§ **WORK ORDER**: Read through the data and report every line in which the word "Indah" occurs.

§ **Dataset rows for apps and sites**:
# # # # #

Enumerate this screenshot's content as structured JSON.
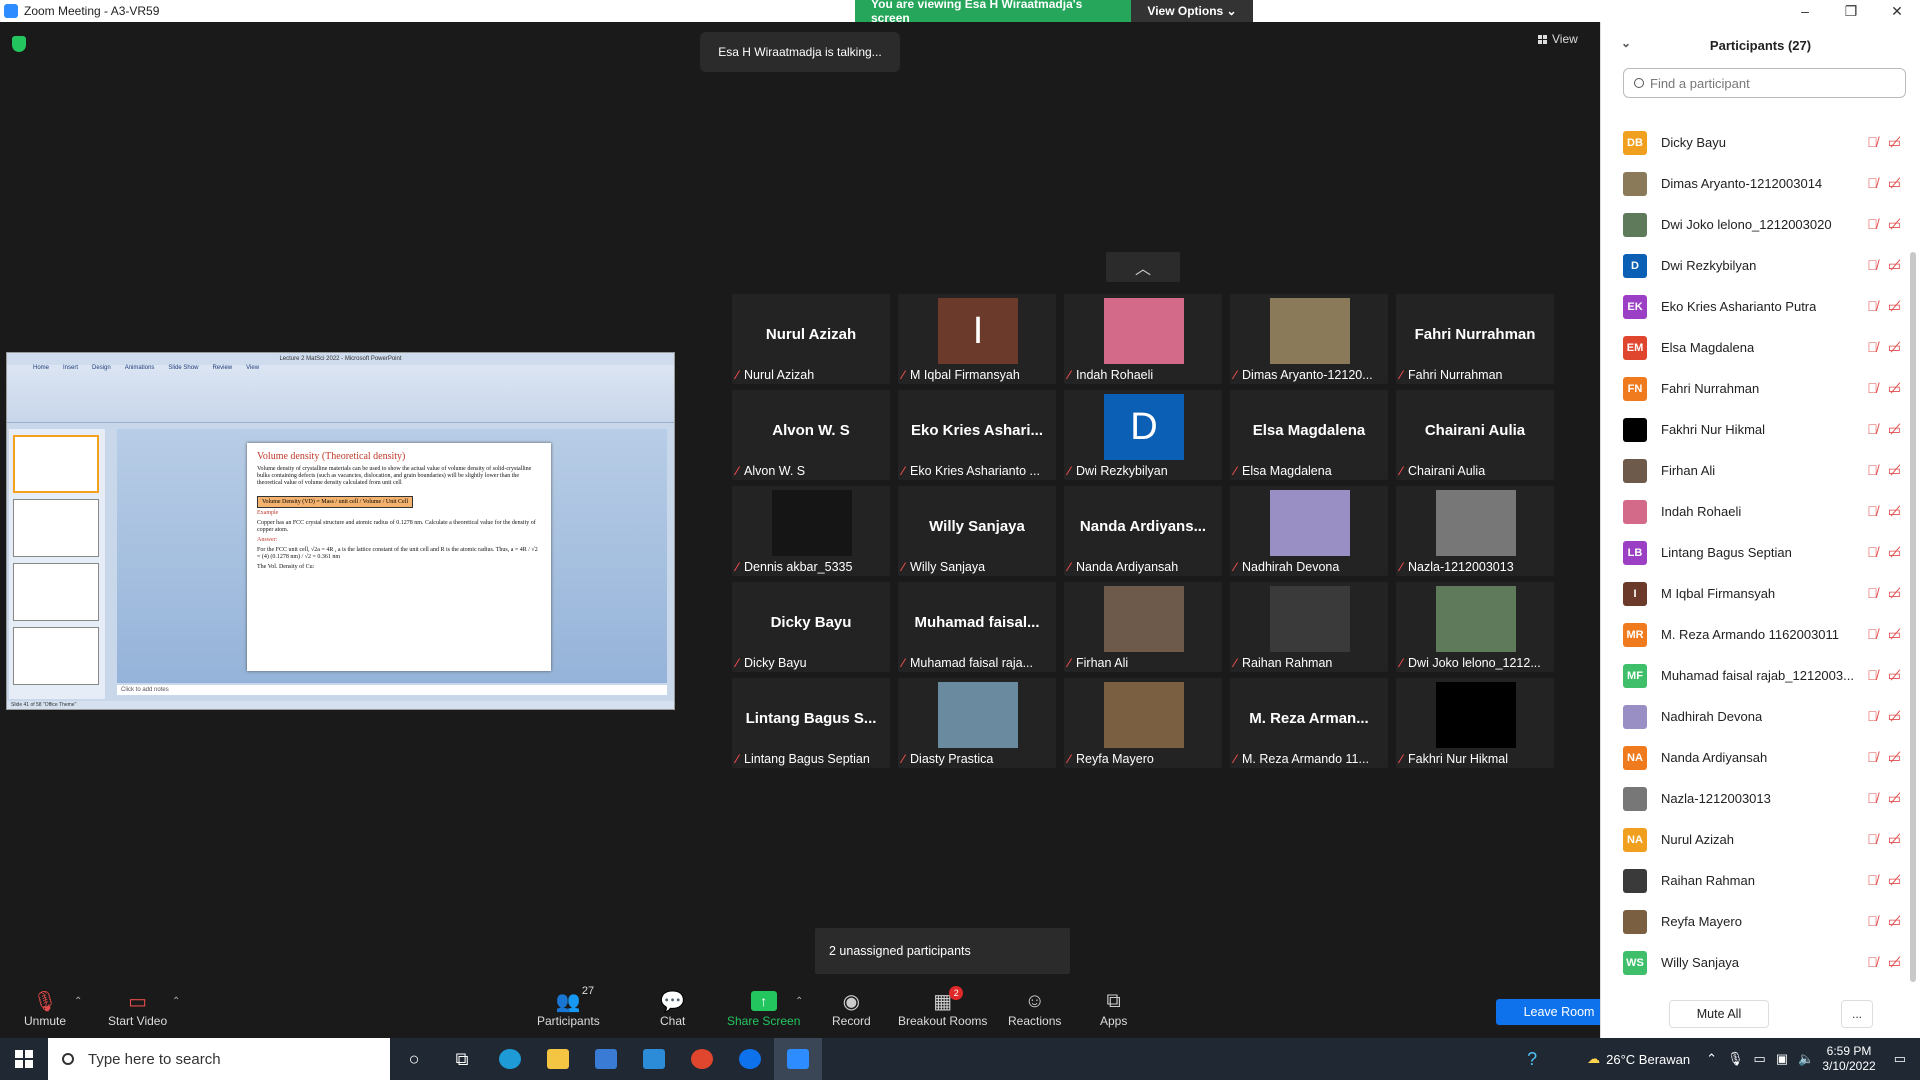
{
  "window": {
    "title": "Zoom Meeting - A3-VR59",
    "minimize": "–",
    "maximize": "❐",
    "close": "✕"
  },
  "banner": {
    "message": "You are viewing Esa H Wiraatmadja's screen",
    "options": "View Options ⌄"
  },
  "talking": "Esa H Wiraatmadja is talking...",
  "view_label": "View",
  "shared_screen": {
    "window_title": "Lecture 2 MatSci 2022 - Microsoft PowerPoint",
    "tabs": [
      "Home",
      "Insert",
      "Design",
      "Animations",
      "Slide Show",
      "Review",
      "View"
    ],
    "slide_title": "Volume density (Theoretical density)",
    "slide_text": "Volume density of crystalline materials can be used to show the actual value of volume density of solid-crystalline bulks containing defects (such as vacancies, dislocation, and grain boundaries) will be slightly lower than the theoretical value of volume density calculated from unit cell",
    "formula": "Volume Density (VD) = Mass / unit cell / Volume / Unit Cell",
    "example_label": "Example",
    "example_text": "Copper has an FCC crystal structure and atomic radius of 0.1278 nm. Calculate a theoretical value for the density of copper atom.",
    "answer_label": "Answer:",
    "answer_text": "For the FCC unit cell, √2a = 4R , a is the lattice constant of the unit cell and R is the atomic radius. Thus, a = 4R / √2 = (4) (0.1278 nm) / √2 = 0.361 nm",
    "vol_density": "The Vol. Density of Cu:",
    "notes": "Click to add notes",
    "status": "Slide 41 of 58   \"Office Theme\""
  },
  "scroll_up": "︿",
  "tiles": [
    {
      "big": "Nurul Azizah",
      "label": "Nurul Azizah"
    },
    {
      "big": "I",
      "label": "M Iqbal Firmansyah",
      "color": "#6b3a2a"
    },
    {
      "big": "",
      "label": "Indah Rohaeli",
      "color": "#d46a8a"
    },
    {
      "big": "",
      "label": "Dimas Aryanto-12120...",
      "color": "#8a7a5a"
    },
    {
      "big": "Fahri Nurrahman",
      "label": "Fahri Nurrahman"
    },
    {
      "big": "Alvon W. S",
      "label": "Alvon W. S"
    },
    {
      "big": "Eko Kries Ashari...",
      "label": "Eko Kries Asharianto ..."
    },
    {
      "big": "D",
      "label": "Dwi Rezkybilyan",
      "color": "#0b5fb5"
    },
    {
      "big": "Elsa Magdalena",
      "label": "Elsa Magdalena"
    },
    {
      "big": "Chairani Aulia",
      "label": "Chairani Aulia"
    },
    {
      "big": "",
      "label": "Dennis akbar_5335",
      "color": "#151515"
    },
    {
      "big": "Willy Sanjaya",
      "label": "Willy Sanjaya"
    },
    {
      "big": "Nanda Ardiyans...",
      "label": "Nanda Ardiyansah"
    },
    {
      "big": "",
      "label": "Nadhirah Devona",
      "color": "#9a8fc4"
    },
    {
      "big": "",
      "label": "Nazla-1212003013",
      "color": "#777777"
    },
    {
      "big": "Dicky Bayu",
      "label": "Dicky Bayu"
    },
    {
      "big": "Muhamad faisal...",
      "label": "Muhamad faisal raja..."
    },
    {
      "big": "",
      "label": "Firhan Ali",
      "color": "#6e5a4a"
    },
    {
      "big": "",
      "label": "Raihan Rahman",
      "color": "#3a3a3a"
    },
    {
      "big": "",
      "label": "Dwi Joko lelono_1212...",
      "color": "#5f7a5a"
    },
    {
      "big": "Lintang Bagus S...",
      "label": "Lintang Bagus Septian"
    },
    {
      "big": "",
      "label": "Diasty Prastica",
      "color": "#6a8aa0"
    },
    {
      "big": "",
      "label": "Reyfa Mayero",
      "color": "#7a6040"
    },
    {
      "big": "M. Reza Arman...",
      "label": "M. Reza Armando 11..."
    },
    {
      "big": "",
      "label": "Fakhri Nur Hikmal",
      "color": "#000000"
    }
  ],
  "unassigned": "2 unassigned participants",
  "toolbar": {
    "unmute": "Unmute",
    "start_video": "Start Video",
    "participants": "Participants",
    "participants_count": "27",
    "chat": "Chat",
    "share_screen": "Share Screen",
    "record": "Record",
    "breakout": "Breakout Rooms",
    "breakout_badge": "2",
    "reactions": "Reactions",
    "apps": "Apps",
    "leave": "Leave Room"
  },
  "panel": {
    "title": "Participants (27)",
    "search_placeholder": "Find a participant",
    "mute_all": "Mute All",
    "more": "...",
    "participants": [
      {
        "initials": "DB",
        "name": "Dicky Bayu",
        "color": "#f0a01e"
      },
      {
        "initials": "",
        "name": "Dimas Aryanto-1212003014",
        "color": "#8a7a5a"
      },
      {
        "initials": "",
        "name": "Dwi Joko lelono_1212003020",
        "color": "#5f7a5a"
      },
      {
        "initials": "D",
        "name": "Dwi Rezkybilyan",
        "color": "#0b5fb5"
      },
      {
        "initials": "EK",
        "name": "Eko Kries Asharianto Putra",
        "color": "#9b3fc4"
      },
      {
        "initials": "EM",
        "name": "Elsa Magdalena",
        "color": "#e0452e"
      },
      {
        "initials": "FN",
        "name": "Fahri Nurrahman",
        "color": "#f07a1e"
      },
      {
        "initials": "",
        "name": "Fakhri Nur Hikmal",
        "color": "#000000"
      },
      {
        "initials": "",
        "name": "Firhan Ali",
        "color": "#6e5a4a"
      },
      {
        "initials": "",
        "name": "Indah Rohaeli",
        "color": "#d46a8a"
      },
      {
        "initials": "LB",
        "name": "Lintang Bagus Septian",
        "color": "#9b3fc4"
      },
      {
        "initials": "I",
        "name": "M Iqbal Firmansyah",
        "color": "#6b3a2a"
      },
      {
        "initials": "MR",
        "name": "M. Reza Armando 1162003011",
        "color": "#f07a1e"
      },
      {
        "initials": "MF",
        "name": "Muhamad faisal rajab_1212003...",
        "color": "#3fbf6a"
      },
      {
        "initials": "",
        "name": "Nadhirah Devona",
        "color": "#9a8fc4"
      },
      {
        "initials": "NA",
        "name": "Nanda Ardiyansah",
        "color": "#f07a1e"
      },
      {
        "initials": "",
        "name": "Nazla-1212003013",
        "color": "#777777"
      },
      {
        "initials": "NA",
        "name": "Nurul Azizah",
        "color": "#f0a01e"
      },
      {
        "initials": "",
        "name": "Raihan Rahman",
        "color": "#3a3a3a"
      },
      {
        "initials": "",
        "name": "Reyfa Mayero",
        "color": "#7a6040"
      },
      {
        "initials": "WS",
        "name": "Willy Sanjaya",
        "color": "#3fbf6a"
      }
    ]
  },
  "taskbar": {
    "search_placeholder": "Type here to search",
    "weather": "26°C  Berawan",
    "time": "6:59 PM",
    "date": "3/10/2022"
  }
}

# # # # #

§ **TASK OUTPUT**:
      "label": "Indah Rohaeli",
        "name": "Indah Rohaeli",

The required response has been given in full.